(Items from a dataset)
☆ ☆ ☆ ☆
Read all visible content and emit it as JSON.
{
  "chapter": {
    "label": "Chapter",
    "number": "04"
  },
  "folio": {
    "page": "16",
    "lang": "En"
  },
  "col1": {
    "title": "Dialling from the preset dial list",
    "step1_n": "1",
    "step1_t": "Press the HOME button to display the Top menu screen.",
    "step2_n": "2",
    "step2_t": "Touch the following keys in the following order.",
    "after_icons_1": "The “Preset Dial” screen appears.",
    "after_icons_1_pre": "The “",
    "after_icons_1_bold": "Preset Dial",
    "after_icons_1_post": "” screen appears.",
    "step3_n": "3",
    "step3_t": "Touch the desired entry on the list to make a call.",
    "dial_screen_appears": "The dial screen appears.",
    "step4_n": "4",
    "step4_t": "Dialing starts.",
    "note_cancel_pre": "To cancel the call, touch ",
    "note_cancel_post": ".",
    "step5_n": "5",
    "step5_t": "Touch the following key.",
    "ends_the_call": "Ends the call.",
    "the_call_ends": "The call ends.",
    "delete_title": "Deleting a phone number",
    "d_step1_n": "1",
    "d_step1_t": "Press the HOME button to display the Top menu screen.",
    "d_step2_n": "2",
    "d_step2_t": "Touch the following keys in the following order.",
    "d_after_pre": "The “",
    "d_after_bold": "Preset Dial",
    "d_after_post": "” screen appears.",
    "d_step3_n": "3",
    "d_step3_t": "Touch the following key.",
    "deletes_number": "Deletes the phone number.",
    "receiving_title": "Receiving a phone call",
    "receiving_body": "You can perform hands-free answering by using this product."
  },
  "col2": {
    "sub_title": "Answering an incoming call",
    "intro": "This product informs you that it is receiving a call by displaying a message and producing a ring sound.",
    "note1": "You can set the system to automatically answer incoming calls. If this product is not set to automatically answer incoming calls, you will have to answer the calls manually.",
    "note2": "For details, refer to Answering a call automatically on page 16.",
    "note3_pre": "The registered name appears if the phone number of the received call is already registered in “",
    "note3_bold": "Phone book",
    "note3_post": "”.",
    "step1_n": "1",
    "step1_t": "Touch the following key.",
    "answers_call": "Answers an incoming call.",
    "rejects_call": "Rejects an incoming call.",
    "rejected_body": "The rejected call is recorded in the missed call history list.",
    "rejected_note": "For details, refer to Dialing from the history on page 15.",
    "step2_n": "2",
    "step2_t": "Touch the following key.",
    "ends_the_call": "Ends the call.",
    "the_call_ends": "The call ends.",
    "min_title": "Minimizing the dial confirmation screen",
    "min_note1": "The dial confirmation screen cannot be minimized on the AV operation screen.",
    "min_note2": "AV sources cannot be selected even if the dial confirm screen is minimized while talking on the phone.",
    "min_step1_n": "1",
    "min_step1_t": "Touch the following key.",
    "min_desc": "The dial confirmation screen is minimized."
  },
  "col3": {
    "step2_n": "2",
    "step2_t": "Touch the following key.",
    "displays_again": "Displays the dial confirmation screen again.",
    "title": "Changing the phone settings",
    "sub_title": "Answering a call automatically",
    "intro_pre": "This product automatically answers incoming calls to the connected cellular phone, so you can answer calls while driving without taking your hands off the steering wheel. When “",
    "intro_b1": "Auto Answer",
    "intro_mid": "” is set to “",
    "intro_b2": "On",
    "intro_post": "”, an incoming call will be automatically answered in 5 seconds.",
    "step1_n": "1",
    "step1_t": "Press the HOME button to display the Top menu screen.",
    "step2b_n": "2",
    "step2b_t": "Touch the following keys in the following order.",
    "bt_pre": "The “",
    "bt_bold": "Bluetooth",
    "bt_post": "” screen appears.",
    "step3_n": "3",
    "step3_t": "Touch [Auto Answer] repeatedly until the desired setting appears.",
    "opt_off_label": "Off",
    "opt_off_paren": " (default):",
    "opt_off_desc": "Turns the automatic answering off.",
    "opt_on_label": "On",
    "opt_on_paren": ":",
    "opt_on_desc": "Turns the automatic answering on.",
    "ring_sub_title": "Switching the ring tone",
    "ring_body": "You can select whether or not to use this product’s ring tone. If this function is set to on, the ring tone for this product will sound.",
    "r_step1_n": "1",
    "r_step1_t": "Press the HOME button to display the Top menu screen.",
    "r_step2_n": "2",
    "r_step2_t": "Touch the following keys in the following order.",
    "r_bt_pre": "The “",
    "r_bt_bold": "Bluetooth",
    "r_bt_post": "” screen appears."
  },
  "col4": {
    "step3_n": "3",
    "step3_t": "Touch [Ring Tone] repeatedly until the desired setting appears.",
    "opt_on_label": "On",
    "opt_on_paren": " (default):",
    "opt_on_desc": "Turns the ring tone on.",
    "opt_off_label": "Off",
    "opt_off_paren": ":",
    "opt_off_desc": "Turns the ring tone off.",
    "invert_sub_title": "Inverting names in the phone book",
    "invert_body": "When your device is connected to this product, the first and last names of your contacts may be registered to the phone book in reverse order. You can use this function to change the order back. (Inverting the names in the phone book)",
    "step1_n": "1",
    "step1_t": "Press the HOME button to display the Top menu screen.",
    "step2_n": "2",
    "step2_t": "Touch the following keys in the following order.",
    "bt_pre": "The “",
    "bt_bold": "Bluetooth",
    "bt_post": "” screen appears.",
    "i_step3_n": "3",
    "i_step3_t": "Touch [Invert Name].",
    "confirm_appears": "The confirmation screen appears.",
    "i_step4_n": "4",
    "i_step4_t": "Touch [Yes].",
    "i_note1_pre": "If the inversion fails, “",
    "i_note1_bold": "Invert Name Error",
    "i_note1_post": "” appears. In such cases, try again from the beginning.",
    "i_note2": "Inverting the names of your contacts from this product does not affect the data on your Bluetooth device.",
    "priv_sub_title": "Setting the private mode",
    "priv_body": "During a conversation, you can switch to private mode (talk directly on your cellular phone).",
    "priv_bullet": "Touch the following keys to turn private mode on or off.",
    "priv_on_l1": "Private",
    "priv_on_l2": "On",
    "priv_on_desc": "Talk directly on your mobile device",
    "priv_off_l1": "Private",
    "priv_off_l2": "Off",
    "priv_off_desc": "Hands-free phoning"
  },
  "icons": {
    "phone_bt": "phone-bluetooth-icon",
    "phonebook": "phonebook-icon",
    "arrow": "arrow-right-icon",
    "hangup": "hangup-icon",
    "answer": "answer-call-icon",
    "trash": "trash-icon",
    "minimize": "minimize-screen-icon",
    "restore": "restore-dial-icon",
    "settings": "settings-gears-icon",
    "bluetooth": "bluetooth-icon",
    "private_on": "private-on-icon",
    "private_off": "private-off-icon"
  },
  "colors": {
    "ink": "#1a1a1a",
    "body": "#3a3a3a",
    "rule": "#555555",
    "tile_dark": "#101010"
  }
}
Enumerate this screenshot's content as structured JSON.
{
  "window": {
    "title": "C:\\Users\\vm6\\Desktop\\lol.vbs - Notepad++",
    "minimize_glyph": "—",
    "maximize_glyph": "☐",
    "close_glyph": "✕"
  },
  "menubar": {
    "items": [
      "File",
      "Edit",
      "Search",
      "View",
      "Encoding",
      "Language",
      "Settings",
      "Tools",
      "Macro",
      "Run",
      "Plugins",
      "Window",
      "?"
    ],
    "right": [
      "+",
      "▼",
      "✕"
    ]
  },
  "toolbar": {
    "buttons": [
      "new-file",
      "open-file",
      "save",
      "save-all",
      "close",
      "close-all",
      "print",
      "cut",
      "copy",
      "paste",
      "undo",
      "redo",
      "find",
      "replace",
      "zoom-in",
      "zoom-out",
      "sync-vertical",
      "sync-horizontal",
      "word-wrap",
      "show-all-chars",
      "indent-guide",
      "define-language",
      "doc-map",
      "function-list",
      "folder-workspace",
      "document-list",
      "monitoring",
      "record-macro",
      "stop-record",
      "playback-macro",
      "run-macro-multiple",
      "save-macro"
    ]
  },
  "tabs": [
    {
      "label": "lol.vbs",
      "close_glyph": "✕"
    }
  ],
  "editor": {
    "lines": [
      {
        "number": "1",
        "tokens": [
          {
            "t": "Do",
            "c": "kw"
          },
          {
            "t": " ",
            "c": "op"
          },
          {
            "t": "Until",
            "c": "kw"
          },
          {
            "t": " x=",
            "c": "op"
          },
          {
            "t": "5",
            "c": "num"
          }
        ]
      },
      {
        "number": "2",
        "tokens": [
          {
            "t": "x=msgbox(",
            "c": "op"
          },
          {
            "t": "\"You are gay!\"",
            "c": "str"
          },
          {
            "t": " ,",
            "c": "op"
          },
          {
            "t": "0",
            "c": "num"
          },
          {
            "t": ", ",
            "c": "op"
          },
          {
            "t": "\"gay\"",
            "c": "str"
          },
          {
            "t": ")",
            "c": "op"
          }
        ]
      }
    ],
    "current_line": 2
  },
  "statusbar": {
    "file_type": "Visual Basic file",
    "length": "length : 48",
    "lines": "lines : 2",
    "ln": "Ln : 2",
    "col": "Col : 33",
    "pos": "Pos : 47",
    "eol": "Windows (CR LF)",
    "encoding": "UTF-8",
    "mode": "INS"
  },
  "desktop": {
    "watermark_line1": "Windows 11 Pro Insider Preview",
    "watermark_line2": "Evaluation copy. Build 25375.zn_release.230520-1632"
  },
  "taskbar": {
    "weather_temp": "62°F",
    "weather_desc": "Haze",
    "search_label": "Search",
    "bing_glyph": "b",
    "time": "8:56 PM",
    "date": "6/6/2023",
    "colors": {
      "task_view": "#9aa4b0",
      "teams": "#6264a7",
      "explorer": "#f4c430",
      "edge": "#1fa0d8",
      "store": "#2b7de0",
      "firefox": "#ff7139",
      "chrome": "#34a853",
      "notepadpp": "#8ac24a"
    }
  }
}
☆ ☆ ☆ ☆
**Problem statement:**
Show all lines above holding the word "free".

**Answer for this exercise:**
    "receiving_body": "You can perform hands-free answering by using this product."
    "priv_off_desc": "Hands-free phoning"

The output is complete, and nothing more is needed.